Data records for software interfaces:
----

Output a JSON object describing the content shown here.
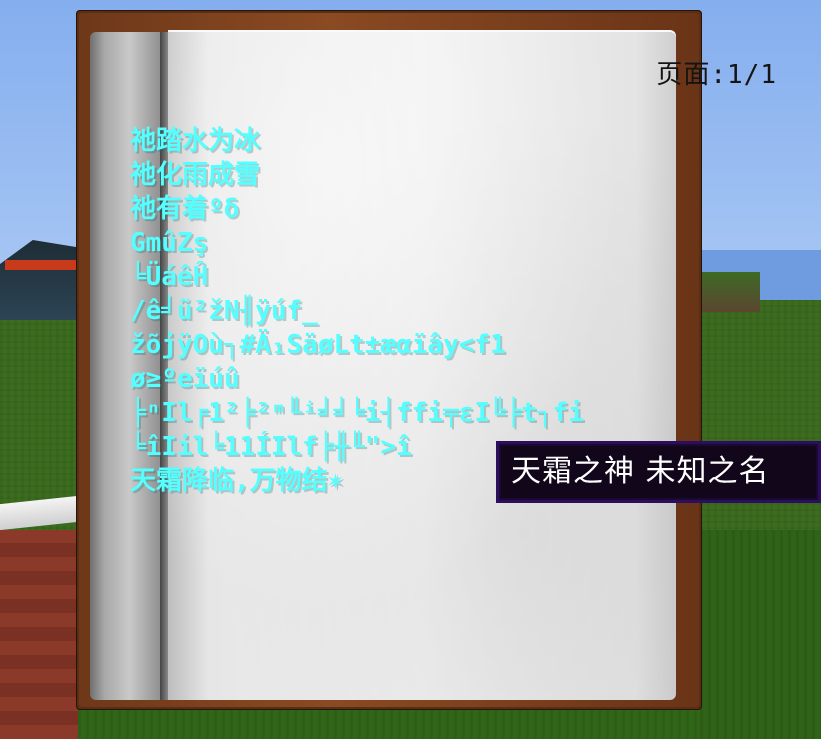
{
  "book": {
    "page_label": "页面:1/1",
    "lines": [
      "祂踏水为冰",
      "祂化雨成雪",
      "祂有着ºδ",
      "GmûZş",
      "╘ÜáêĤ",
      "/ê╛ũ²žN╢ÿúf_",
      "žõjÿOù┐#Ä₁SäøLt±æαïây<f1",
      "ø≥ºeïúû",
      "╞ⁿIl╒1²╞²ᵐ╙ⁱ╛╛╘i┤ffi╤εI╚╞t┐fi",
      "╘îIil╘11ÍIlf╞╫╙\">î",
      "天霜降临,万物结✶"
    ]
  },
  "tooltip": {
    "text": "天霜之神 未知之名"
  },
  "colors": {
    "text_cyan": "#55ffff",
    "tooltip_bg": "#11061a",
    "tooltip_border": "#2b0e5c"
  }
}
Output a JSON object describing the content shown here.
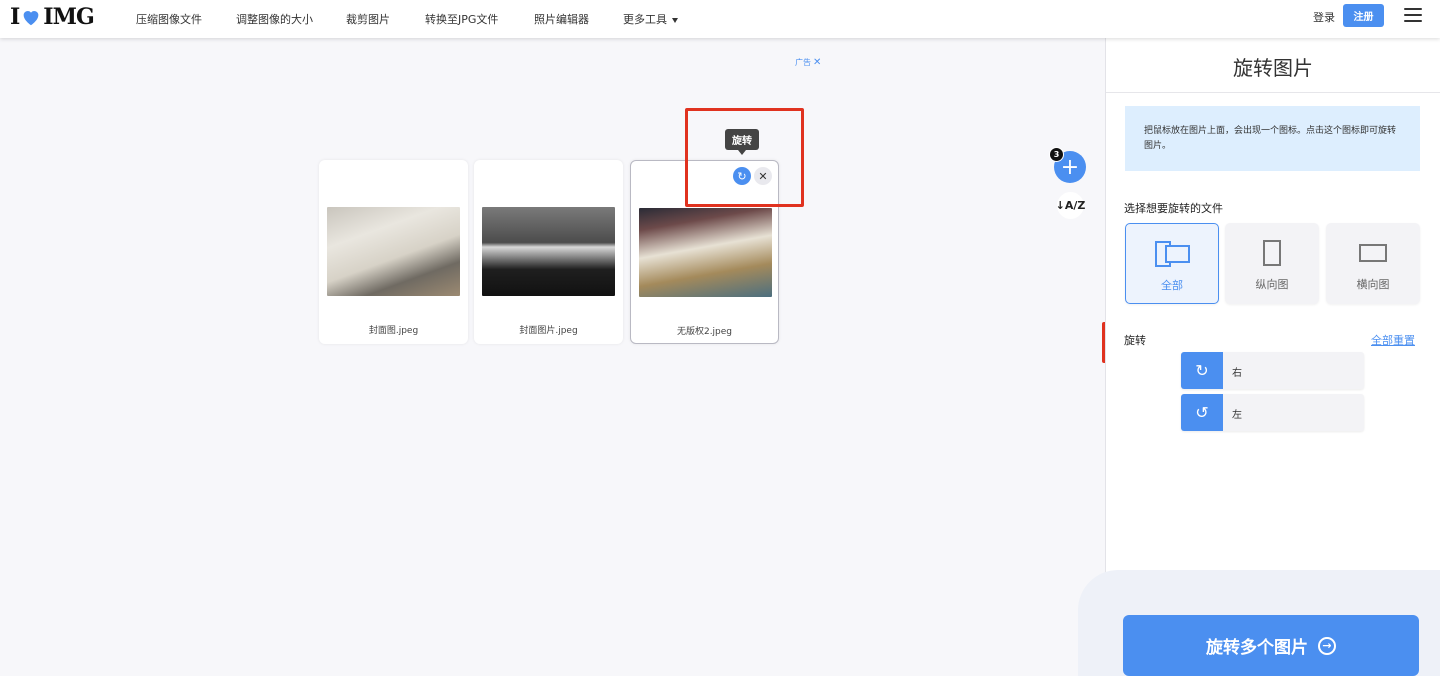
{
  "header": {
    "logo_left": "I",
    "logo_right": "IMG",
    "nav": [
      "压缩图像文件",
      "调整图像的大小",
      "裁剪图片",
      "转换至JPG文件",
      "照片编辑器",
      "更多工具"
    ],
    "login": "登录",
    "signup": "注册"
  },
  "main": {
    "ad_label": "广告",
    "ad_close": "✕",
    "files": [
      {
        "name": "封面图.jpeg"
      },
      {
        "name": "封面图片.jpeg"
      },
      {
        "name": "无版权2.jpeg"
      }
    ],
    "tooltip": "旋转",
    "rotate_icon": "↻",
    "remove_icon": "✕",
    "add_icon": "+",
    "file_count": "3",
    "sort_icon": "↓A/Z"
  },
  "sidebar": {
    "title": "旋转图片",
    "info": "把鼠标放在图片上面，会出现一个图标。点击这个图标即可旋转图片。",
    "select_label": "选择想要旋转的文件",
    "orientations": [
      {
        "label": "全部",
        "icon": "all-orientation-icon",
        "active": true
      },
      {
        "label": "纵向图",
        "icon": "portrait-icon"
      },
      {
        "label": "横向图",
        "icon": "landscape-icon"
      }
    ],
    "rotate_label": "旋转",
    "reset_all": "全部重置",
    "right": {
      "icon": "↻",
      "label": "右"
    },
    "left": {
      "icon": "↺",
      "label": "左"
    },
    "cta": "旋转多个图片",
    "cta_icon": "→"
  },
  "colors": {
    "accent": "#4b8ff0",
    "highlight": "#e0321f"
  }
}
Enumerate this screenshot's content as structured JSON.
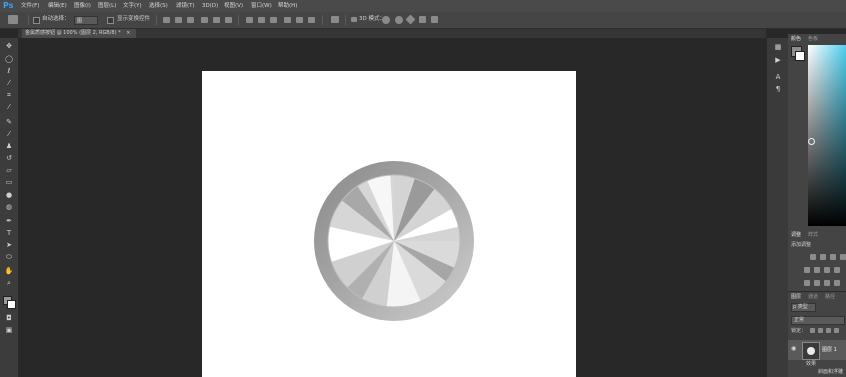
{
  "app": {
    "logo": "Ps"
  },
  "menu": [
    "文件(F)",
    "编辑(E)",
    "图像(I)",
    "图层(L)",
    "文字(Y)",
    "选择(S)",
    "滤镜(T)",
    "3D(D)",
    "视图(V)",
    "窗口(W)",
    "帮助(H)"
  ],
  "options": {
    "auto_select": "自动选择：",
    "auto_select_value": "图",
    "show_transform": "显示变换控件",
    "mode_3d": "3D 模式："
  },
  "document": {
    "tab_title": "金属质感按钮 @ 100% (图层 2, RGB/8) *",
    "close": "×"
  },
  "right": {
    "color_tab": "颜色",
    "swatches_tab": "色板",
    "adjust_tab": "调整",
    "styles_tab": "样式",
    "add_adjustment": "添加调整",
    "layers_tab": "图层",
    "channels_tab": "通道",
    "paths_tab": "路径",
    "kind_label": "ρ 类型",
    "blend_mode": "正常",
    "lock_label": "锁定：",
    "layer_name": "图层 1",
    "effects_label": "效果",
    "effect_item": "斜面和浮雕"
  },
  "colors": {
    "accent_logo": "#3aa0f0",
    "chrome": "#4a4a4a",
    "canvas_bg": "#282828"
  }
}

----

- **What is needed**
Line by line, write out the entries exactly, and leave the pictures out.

- **Task output**
Output a JSON object describing the content shown here.
{
  "book": {
    "page_label": "页面:1/1",
    "lines": [
      "祂踏水为冰",
      "祂化雨成雪",
      "祂有着ºδ",
      "GmûZş",
      "╘ÜáêĤ",
      "/ê╛ũ²žN╢ÿúf_",
      "žõjÿOù┐#Ä₁SäøLt±æαïây<f1",
      "ø≥ºeïúû",
      "╞ⁿIl╒1²╞²ᵐ╙ⁱ╛╛╘i┤ffi╤εI╚╞t┐fi",
      "╘îIil╘11ÍIlf╞╫╙\">î",
      "天霜降临,万物结✶"
    ]
  },
  "tooltip": {
    "text": "天霜之神 未知之名"
  },
  "colors": {
    "text_cyan": "#55ffff",
    "tooltip_bg": "#11061a",
    "tooltip_border": "#2b0e5c"
  }
}
Output a JSON object describing the content shown here.
{
  "header": {
    "logo_left": "I",
    "logo_right": "IMG",
    "nav": [
      "压缩图像文件",
      "调整图像的大小",
      "裁剪图片",
      "转换至JPG文件",
      "照片编辑器",
      "更多工具"
    ],
    "login": "登录",
    "signup": "注册"
  },
  "main": {
    "ad_label": "广告",
    "ad_close": "✕",
    "files": [
      {
        "name": "封面图.jpeg"
      },
      {
        "name": "封面图片.jpeg"
      },
      {
        "name": "无版权2.jpeg"
      }
    ],
    "tooltip": "旋转",
    "rotate_icon": "↻",
    "remove_icon": "✕",
    "add_icon": "+",
    "file_count": "3",
    "sort_icon": "↓A/Z"
  },
  "sidebar": {
    "title": "旋转图片",
    "info": "把鼠标放在图片上面，会出现一个图标。点击这个图标即可旋转图片。",
    "select_label": "选择想要旋转的文件",
    "orientations": [
      {
        "label": "全部",
        "icon": "all-orientation-icon",
        "active": true
      },
      {
        "label": "纵向图",
        "icon": "portrait-icon"
      },
      {
        "label": "横向图",
        "icon": "landscape-icon"
      }
    ],
    "rotate_label": "旋转",
    "reset_all": "全部重置",
    "right": {
      "icon": "↻",
      "label": "右"
    },
    "left": {
      "icon": "↺",
      "label": "左"
    },
    "cta": "旋转多个图片",
    "cta_icon": "→"
  },
  "colors": {
    "accent": "#4b8ff0",
    "highlight": "#e0321f"
  }
}
Enumerate this screenshot's content as structured JSON.
{
  "app": {
    "logo": "Ps"
  },
  "menu": [
    "文件(F)",
    "编辑(E)",
    "图像(I)",
    "图层(L)",
    "文字(Y)",
    "选择(S)",
    "滤镜(T)",
    "3D(D)",
    "视图(V)",
    "窗口(W)",
    "帮助(H)"
  ],
  "options": {
    "auto_select": "自动选择：",
    "auto_select_value": "图",
    "show_transform": "显示变换控件",
    "mode_3d": "3D 模式："
  },
  "document": {
    "tab_title": "金属质感按钮 @ 100% (图层 2, RGB/8) *",
    "close": "×"
  },
  "right": {
    "color_tab": "颜色",
    "swatches_tab": "色板",
    "adjust_tab": "调整",
    "styles_tab": "样式",
    "add_adjustment": "添加调整",
    "layers_tab": "图层",
    "channels_tab": "通道",
    "paths_tab": "路径",
    "kind_label": "ρ 类型",
    "blend_mode": "正常",
    "lock_label": "锁定：",
    "layer_name": "图层 1",
    "effects_label": "效果",
    "effect_item": "斜面和浮雕"
  },
  "colors": {
    "accent_logo": "#3aa0f0",
    "chrome": "#4a4a4a",
    "canvas_bg": "#282828"
  }
}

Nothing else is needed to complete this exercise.